I was a little terrified that the only follow up on offer was 3 monthly blood tests, so I went privately to see my surgeon. He explained that these routine blood tests were the best way to monitor my progress, to keep a clear monitoring of my weight and to know my own body. I have just had a post chemo 3-month series of blood test which came back as all okay. So, the next step for me is to follow up with more blood tests in 3 months.

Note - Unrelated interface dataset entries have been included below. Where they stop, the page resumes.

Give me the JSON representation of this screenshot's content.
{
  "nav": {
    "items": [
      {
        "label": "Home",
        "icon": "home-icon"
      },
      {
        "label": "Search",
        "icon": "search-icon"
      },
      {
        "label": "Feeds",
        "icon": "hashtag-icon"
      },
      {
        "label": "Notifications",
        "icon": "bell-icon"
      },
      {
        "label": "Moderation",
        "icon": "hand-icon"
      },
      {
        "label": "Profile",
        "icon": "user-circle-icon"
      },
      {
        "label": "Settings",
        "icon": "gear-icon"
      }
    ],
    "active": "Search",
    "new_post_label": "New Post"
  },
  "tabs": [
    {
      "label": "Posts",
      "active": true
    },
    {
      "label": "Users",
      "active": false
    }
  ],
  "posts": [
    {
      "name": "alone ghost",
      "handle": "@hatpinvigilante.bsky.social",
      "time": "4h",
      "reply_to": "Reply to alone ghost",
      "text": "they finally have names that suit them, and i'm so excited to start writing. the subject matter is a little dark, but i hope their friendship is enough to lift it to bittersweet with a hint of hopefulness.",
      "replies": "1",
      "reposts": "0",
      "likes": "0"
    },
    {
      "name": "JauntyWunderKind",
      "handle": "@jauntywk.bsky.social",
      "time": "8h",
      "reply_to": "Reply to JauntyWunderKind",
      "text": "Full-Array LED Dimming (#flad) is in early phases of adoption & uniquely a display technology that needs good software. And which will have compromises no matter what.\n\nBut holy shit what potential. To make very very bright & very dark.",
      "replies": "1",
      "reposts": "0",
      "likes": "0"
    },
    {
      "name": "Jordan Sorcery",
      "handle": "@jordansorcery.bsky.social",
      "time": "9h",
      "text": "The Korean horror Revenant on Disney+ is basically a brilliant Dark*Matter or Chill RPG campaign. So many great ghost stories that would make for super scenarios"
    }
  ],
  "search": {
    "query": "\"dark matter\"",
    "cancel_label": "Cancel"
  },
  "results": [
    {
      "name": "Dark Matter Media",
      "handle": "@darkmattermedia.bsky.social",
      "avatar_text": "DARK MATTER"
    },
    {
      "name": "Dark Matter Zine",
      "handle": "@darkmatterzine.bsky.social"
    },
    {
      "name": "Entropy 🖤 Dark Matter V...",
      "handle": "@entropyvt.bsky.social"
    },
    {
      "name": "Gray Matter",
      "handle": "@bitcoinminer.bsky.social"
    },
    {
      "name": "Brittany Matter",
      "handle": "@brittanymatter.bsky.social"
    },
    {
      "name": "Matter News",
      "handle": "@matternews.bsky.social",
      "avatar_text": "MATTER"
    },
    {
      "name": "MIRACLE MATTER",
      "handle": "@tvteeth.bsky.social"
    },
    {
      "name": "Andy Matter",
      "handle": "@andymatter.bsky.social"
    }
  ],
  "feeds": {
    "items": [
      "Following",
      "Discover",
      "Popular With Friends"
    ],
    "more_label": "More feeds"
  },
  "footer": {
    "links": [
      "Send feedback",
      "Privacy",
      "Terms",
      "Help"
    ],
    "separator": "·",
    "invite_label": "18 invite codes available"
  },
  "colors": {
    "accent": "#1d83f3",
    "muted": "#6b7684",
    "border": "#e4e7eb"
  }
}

I consider myself to be one of the success stories of Pancreatic Cancer. The quick diagnosis from my GP and my initial hospital visit, the skills of the surgeon and the compassionate and thoughtful way the chemotherapy regime was decided and administered for me were all crucial to my recovery including the marvellous district nurses who called at my home to watch over my chemo infusions and care for my PICC line. As I live alone, it was decided by my family and friends that I was never to be alone at home throughout my whole treatment. Consequently, there was always someone here to do all the mundane but necessary tasks around my home. They took over all the running of my home and coaxed and cajoled me to eat when I didn’t feel like it. They drove me to my many treatments, listening to me when I had meltdowns and supported me 100%. I truly feel my journey has been a real team effort.

As a side point, I asked my GP recently has he had experience with another patient with Pancreatic Cancer before and he told me I was his first so I again told him I would be forever grateful to him for his diagnosis.

 The main point I want to make is that there is always hope. Hope that the symptoms of Pancreatic Cancer become more widely known, hope that people are educated not to ignore their own body’s symptoms and hope that we can find a cure for PC.

by Mary Kearney

11th May 2021